In an announcement on its website, www.longbeachkroc.org, the Salvation Army said the project is not financially feasible, citing “escalating costs and fundraising challenges” as its roadblocks. The Western Territorial Headquarters board of directors, who voted unanimously to cancel the project, informed local officials of these issues in a letter signed by Chief Secretary William Harfoot.
The letter astonished everyone involved.
“We are all stunned by this announcement,” Mayor Bob Foster said in a statement released by the city. “Perhaps most perplexing, is that many of these issues are coming to the city’s attention for the first time through this letter, leaving years of progress, staff work, cooperative relationships and a considerable financial outlay from the Salvation Army in tatters.”
Members close to the project didn’t find out until they received a letter as well, like Evan Lamont, the Kroc Center Project’s spokesman.
“Everyone here was as blind-sided as everyone else,” Lamont said in a Press-Telegram article.
David Neary, chairman to the advisory board of the Salvation Army, said these issues were new to him and had no idea the project was in danger.
In 2004, the estate of Joan Kroc – widow of McDonald’s entrepreneur, Ray Kroc – left $1.5 billion to the Salvation Army to build a series of community centers across the country. The donation, one of the largest gifts in the nation’s history, designated $76 million for the Long Beach Center. Half the amount was set aside for construction and the remaining $38 million as an endowment for the center’s operations.
However, as a condition of sorts, Kroc wanted the communities to show their support of these centers by raising a significant portion of the funds – $15 million in Long Beach’s case. Four centers have already been opened under the same conditions: San Diego, San Francisco, Coeur d’Alene, Idaho and Salem, Oregon with upcoming centers in Honolulu and Phoenix.

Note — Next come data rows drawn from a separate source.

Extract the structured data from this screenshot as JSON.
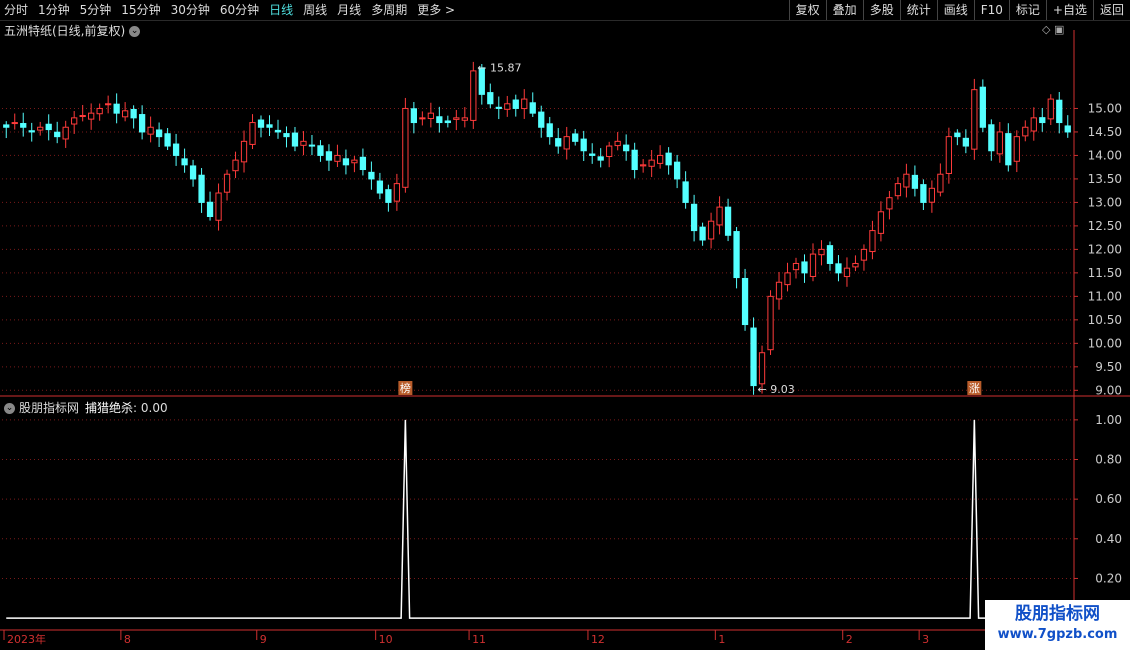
{
  "toolbar": {
    "left": [
      "分时",
      "1分钟",
      "5分钟",
      "15分钟",
      "30分钟",
      "60分钟",
      "日线",
      "周线",
      "月线",
      "多周期",
      "更多 >"
    ],
    "active": "日线",
    "right": [
      "复权",
      "叠加",
      "多股",
      "统计",
      "画线",
      "F10",
      "标记",
      "+自选",
      "返回"
    ]
  },
  "main_title": "五洲特纸(日线,前复权)",
  "indicator_title": "股朋指标网",
  "indicator_name": "捕猎绝杀",
  "indicator_value": ": 0.00",
  "badges": [
    "榜",
    "涨"
  ],
  "watermark": {
    "line1": "股朋指标网",
    "line2": "www.7gpzb.com"
  },
  "colors": {
    "up": "#ff3b3b",
    "down": "#54ffff",
    "grid": "#7a1a1a",
    "axis": "#d03030",
    "line": "#ffffff"
  },
  "chart_data": [
    {
      "type": "candlestick",
      "title": "",
      "y_ticks": [
        "15.00",
        "14.50",
        "14.00",
        "13.50",
        "13.00",
        "12.50",
        "12.00",
        "11.50",
        "11.00",
        "10.50",
        "10.00",
        "9.50",
        "9.00"
      ],
      "ylim": [
        8.9,
        16.5
      ],
      "x_ticks": [
        "2023年",
        "8",
        "9",
        "10",
        "11",
        "12",
        "1",
        "2",
        "3",
        "4"
      ],
      "annotations": [
        {
          "text": "15.87",
          "kind": "high"
        },
        {
          "text": "9.03",
          "kind": "low"
        }
      ],
      "close": [
        14.6,
        14.7,
        14.6,
        14.5,
        14.6,
        14.55,
        14.4,
        14.6,
        14.8,
        14.85,
        14.9,
        15.0,
        15.1,
        14.9,
        14.95,
        14.8,
        14.5,
        14.6,
        14.4,
        14.2,
        14.0,
        13.8,
        13.5,
        13.0,
        12.7,
        13.2,
        13.6,
        13.9,
        14.3,
        14.7,
        14.6,
        14.6,
        14.5,
        14.4,
        14.2,
        14.3,
        14.2,
        14.0,
        13.9,
        14.0,
        13.8,
        13.9,
        13.7,
        13.5,
        13.2,
        13.0,
        13.4,
        15.0,
        14.7,
        14.8,
        14.9,
        14.7,
        14.7,
        14.8,
        14.8,
        15.8,
        15.3,
        15.1,
        15.0,
        15.1,
        15.0,
        15.2,
        14.9,
        14.6,
        14.4,
        14.2,
        14.4,
        14.3,
        14.1,
        14.0,
        13.9,
        14.2,
        14.3,
        14.1,
        13.7,
        13.8,
        13.9,
        14.0,
        13.8,
        13.5,
        13.0,
        12.4,
        12.2,
        12.6,
        12.9,
        12.3,
        11.4,
        10.4,
        9.1,
        9.8,
        11.0,
        11.3,
        11.5,
        11.7,
        11.5,
        11.9,
        12.0,
        11.7,
        11.5,
        11.6,
        11.7,
        12.0,
        12.4,
        12.8,
        13.1,
        13.4,
        13.6,
        13.3,
        13.0,
        13.3,
        13.6,
        14.4,
        14.4,
        14.2,
        15.4,
        14.6,
        14.1,
        14.5,
        13.8,
        14.4,
        14.6,
        14.8,
        14.7,
        15.2,
        14.7,
        14.5
      ]
    },
    {
      "type": "line",
      "title": "",
      "y_ticks": [
        "1.00",
        "0.80",
        "0.60",
        "0.40",
        "0.20"
      ],
      "ylim": [
        -0.05,
        1.08
      ],
      "spikes": [
        {
          "index": 47,
          "value": 1.0
        },
        {
          "index": 114,
          "value": 1.0
        }
      ]
    }
  ]
}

Major Cindy Foley, the Ray and Joan Kroc Corps Community Centers’ consultant, stated at least half of the funds had to be raised by Long Beach in time for the board’s Apr. 30 review. Failure to meet that deadline could result in cancellation.
The online announcement affirmed, “The money didn’t come in the way [the Salvation Army] needed it to.”
The letter from Territorial Headquarters also cited this fundraising issue as a reason for the cancelled project.
Another problem described in the letter is the property site: the Hamilton Bowl, located at Pacific Coast Highway and Walnut Avenue, is a Los Angeles County flood control basin. The letter stated construction costs originally estimated at $5 billion jumped to $9.2 billion because of the nature of the flood plain.
LBPost also reported Foley said the Salvation Army would not fully own the site, just the Kroc Center building. The adjacent fields and parking lots on site would be under a 99-year lease from the City of Long Beach. Furthermore, the letter states that in the event of a catastrophe, the Salvation Army would not be indemnified from any liability – an “unacceptable financial risk.”
While the Salvation Army seems to have pulled the plug on the community project due to objectionable deals regarding fundraising and property, city and county officials seem open to negotiations and resolutions.
“The one thing that we can’t walk away from are the regional flood control responsibilities,” Los Angeles County Supervisor Don Knabe said in a Los Angeles Times article. “That is an issue, but it can be overcome.”
“This center is really important for the city,” Mayor Bob Foster said in the same article.
A letter-writing campaign to revive the Long Beach Kroc Center is at www.savethekroc.com.